There is more. Boron’s utility has been found in nuclear plants too.
About 80% of the cost of existing nuclear plants is for the steam plant that converts about one-third of the heat to electricity and disposes of the left as waste heat to a nearby body of water. The Renewable Energy World has reported that several private companies have broken away from the military-industrial domination of government-supported energy research to develop inherently safe nuclear reactions that produce electricity and no neutrons.
Tri-Alpha is developing a device that will fire two balls of lightning (plasmoids) into each other to fuse boron and hydrogen. Boron fusion produces only safe, non-radioactive helium as a product.
Furthermore, as global scientists seek solutions to reduce energy consumption and emissions, borates have become a vital part of the effort to optimize energy efficiency and provide cleaner operations across diverse modes of transportation.
Boron is also a potential engine fuel and engine fuel additive due to its high combustion ability.
Adding borates to engine oils, fuels, and other lubricants are known to reduce engine friction, thus, increasing fuel economy and reducing harmful emissions. Borates in engine coolant (antifreeze liquid) help reduce the freezing point and increase the boiling point of those liquids.

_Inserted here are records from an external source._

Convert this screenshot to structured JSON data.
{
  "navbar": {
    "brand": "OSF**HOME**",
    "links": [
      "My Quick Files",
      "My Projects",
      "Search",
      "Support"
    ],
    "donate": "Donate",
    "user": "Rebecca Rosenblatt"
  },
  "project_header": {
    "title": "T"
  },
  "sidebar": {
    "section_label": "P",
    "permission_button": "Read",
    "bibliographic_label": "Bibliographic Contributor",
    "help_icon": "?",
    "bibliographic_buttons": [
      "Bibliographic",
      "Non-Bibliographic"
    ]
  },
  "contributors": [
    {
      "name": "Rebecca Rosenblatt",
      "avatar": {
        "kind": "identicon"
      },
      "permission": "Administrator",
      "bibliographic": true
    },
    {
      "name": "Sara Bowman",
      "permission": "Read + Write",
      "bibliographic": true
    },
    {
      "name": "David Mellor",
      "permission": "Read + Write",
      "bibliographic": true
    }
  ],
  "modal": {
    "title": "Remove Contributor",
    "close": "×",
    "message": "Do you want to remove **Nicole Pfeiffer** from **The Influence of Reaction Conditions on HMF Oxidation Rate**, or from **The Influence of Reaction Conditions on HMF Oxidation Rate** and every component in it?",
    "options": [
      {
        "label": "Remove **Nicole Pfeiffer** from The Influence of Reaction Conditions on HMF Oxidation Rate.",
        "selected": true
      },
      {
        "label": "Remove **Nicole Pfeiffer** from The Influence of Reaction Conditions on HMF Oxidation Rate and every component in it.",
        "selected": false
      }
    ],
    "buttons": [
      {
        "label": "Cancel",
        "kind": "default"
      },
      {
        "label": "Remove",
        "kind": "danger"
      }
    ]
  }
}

Borate esters in fuel additives help prevent pre-ignition and keep carburetors clean. In aviation, fuel stored in tanks can absorb water, creating a breeding ground for bacterial and fungal growth. The anti-microbial properties of borates help prevent that contamination, yielding a clean-burning fuel. In addition to their corrosion-inhibitive properties, boron-containing additives have detergent and anti-rust properties and reduce knocking and sludge formation.